Problem requirements. Which lines of the records contain the word "JSON"? Show each of them.

-- Extracted material follows --

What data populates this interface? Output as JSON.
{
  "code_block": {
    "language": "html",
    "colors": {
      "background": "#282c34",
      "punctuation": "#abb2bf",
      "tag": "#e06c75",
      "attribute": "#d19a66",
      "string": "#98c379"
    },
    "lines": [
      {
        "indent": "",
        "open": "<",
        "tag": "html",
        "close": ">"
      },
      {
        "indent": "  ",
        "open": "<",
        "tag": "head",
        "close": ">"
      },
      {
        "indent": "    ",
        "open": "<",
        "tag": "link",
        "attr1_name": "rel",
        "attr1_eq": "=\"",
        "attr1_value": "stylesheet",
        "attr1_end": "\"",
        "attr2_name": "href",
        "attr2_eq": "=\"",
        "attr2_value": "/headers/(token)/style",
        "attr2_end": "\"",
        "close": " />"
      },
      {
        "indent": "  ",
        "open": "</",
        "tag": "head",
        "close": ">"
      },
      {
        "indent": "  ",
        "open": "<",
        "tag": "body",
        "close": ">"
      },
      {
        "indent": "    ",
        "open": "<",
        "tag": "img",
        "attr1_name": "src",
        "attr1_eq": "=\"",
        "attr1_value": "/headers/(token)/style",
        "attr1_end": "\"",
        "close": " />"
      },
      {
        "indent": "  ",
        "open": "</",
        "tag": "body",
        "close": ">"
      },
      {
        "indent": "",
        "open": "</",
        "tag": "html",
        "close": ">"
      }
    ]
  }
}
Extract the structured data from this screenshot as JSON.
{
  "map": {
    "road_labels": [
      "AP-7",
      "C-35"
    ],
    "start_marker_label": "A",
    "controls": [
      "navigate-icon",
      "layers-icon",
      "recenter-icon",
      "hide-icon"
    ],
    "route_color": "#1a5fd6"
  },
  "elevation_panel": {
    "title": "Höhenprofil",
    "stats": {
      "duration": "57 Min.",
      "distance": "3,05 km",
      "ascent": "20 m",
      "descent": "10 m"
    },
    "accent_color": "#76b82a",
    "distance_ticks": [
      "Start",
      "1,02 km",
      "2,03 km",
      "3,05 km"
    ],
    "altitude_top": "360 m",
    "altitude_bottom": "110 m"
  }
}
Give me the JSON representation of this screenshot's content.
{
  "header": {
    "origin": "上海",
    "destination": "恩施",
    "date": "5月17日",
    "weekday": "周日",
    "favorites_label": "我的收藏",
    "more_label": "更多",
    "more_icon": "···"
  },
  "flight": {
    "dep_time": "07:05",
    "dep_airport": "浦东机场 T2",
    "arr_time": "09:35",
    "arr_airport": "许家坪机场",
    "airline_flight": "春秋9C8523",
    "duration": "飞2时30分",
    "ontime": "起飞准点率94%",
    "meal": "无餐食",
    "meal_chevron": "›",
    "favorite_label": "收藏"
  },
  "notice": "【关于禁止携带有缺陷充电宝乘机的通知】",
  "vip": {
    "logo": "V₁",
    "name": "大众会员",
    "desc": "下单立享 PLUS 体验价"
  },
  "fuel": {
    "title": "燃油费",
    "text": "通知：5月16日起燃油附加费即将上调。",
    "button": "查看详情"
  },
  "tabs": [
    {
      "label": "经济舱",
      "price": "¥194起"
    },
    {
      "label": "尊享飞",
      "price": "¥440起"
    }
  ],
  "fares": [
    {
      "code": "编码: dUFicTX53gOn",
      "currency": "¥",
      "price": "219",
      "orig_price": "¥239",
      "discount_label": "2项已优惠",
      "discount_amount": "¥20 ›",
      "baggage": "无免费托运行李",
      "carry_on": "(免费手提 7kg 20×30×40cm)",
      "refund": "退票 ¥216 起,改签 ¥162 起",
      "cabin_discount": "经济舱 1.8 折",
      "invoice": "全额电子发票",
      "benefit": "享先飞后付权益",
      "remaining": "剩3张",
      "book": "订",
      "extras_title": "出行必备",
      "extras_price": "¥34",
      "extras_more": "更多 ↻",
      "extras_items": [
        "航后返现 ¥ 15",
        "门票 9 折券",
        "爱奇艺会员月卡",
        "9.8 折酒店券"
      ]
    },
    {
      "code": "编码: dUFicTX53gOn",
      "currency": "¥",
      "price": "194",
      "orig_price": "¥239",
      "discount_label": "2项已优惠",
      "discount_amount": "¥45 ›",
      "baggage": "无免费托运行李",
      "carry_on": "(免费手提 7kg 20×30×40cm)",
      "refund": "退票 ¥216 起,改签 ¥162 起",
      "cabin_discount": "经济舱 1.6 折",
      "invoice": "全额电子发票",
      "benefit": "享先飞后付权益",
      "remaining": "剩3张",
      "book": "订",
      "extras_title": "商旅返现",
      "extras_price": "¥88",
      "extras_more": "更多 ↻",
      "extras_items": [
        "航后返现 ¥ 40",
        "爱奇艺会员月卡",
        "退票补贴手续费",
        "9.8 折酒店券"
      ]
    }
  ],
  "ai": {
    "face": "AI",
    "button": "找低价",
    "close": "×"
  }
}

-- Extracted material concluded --

Output for this exercise.
What data populates this interface? Output as JSON.
Extract the structured data from this screenshot as JSON.
Give me the JSON representation of this screenshot's content.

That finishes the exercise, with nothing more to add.